He was back Thursday and terrific.
"Tre's an all-league player," White said of Mann, who was named to the All-SEC first team earlier in the week. "It will help us and give us a better chance, but it doesn't guarantee us anything."
No, but they probably aren't playing Friday without him.
UF, with Tre Mann (headband) in the middle of it all, huddles up with a late celebration with Thursday's second-round victory over the Commodores.
On a day when White benched starting guard Tyree Appleby (along with reserve guard Scottie Lewis) for being late to a morning walk-through at the team hotel, Mann continued his torrid pace of late by hitting seven of his 12 field-goal attempts and seven of eight free throws to go with team highs of seven rebounds and six assists, with just one turnover. He's averaged 20.7 points and shot 64.4 percent from the floor over his previous four games.
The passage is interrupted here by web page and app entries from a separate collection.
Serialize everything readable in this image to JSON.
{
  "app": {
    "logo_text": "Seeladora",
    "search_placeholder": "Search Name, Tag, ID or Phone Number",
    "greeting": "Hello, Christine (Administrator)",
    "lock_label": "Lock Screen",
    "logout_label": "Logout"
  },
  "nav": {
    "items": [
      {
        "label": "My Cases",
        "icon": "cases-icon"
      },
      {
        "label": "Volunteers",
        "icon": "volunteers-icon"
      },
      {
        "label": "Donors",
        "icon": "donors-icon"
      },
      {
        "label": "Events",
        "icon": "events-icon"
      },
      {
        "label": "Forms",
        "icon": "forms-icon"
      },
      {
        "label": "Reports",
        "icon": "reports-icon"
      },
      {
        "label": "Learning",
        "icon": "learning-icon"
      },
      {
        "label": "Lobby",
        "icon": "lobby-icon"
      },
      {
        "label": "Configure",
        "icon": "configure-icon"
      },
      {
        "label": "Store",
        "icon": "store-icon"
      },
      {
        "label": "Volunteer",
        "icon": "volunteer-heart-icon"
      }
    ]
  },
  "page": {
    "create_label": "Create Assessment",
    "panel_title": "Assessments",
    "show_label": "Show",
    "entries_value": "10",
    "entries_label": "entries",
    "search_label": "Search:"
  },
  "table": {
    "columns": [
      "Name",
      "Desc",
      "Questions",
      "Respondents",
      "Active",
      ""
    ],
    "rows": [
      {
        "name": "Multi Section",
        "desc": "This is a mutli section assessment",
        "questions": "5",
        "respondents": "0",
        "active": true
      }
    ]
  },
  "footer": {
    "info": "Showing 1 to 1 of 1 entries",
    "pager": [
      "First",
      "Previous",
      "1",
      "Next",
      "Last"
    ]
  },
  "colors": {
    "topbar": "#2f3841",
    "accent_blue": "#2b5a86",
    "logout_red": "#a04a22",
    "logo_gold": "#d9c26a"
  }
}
"I see him playing with a lot of confidence," said junior shooting guard Noah Locke, who scored 11 of his 13 points before halftime, with a trio of 3-balls, to help stake Florida to a 12-point advantage. "He could always play that way, but he's going out and playing with a clear mind and playing his game. I look at him now and see him playing free and not thinking about any of the negative things he might have done."
Mann went 4-for-5 in the second half, saving his biggest field goal for last. UF was clinging to a one-point lead, 64-63, after Vandy's unflappable and phenomenal point guard Scottie Pippin Jr., who led all scorers with 23 points over 37 minutes, sank a pair of free throws with 1:40 remaining (he went 25 of 25 from the line over his team's two tournament games, including 10-for-10 against UF).
At Florida's end, Appleby missed a jumper, but forward Colin Castleton wrestled the rebound for a second possession. Fifteen seconds later, Appleby was off on another shot, this time a 3, but Mann was there for the offensive board and another shot-clock reset.
This time, the Gators ran clock, with Mann dipping to the free-throw line, then stepping back for a clutch jumper with 50 seconds left to push UF ahead by three. At the Commodores' end, Thomas missed an open 3 and the long rebound went off of Vandy and out of bounds to the Gators.
Mann made one of two free throws with 28 seconds left for a four-point cushion, and after Pippin misfired on a driving layup attempt, the ball went out of boards to UF and Appleby knocked down two free throws with 12.8 seconds left to seal the win.
Vanderbilt guard Scottie Pippin Jr. (2) kept pressure Anthony Duruji (4) on the rest of Florida defense all game, with his ability to penetrate and score, find open teammates or draw fouls. He finished with 23 points and was 10-for-10 from the free-throw line.
None of it would have been possible without the Florida stiffening late defense; or perhaps with some element of fatigue that might have set in for a Vandy team that played in Wednesday night's first-round game, though if that was the case it took a while.
After Thomas bombed those back-to-back-to-back 3s, the Commodores stood at 60 percent for the second half, including 6-for-10 from deep. Their actions using flare screens - and either Pippin's ability to find the open man in penetration or Vandy's ball rotation - got wide-open looks.
"Once we got a couple timeouts and we kind of talked about it, it was kind of easier to contest the three," Mann said.
UF's defense forced Vanderbilt into missing 11 of its final 12 shots, including the last six over the final four-plus minutes and finished at 36.8 percent for the game, just nine of 31 from the arc. Florida hit at 47.2 percent on the day, but just six of 19 from 3. The Gators had a spell during the second half when they were too loose with the ball, but ended up with just 12 turnovers, their fewest in seven games, versus 15 assists, their most in eight games.
"It wasn't great," White said of his team's defense and ball security, "but it was better."
Good enough to keep playing.
In March, nothing else matters.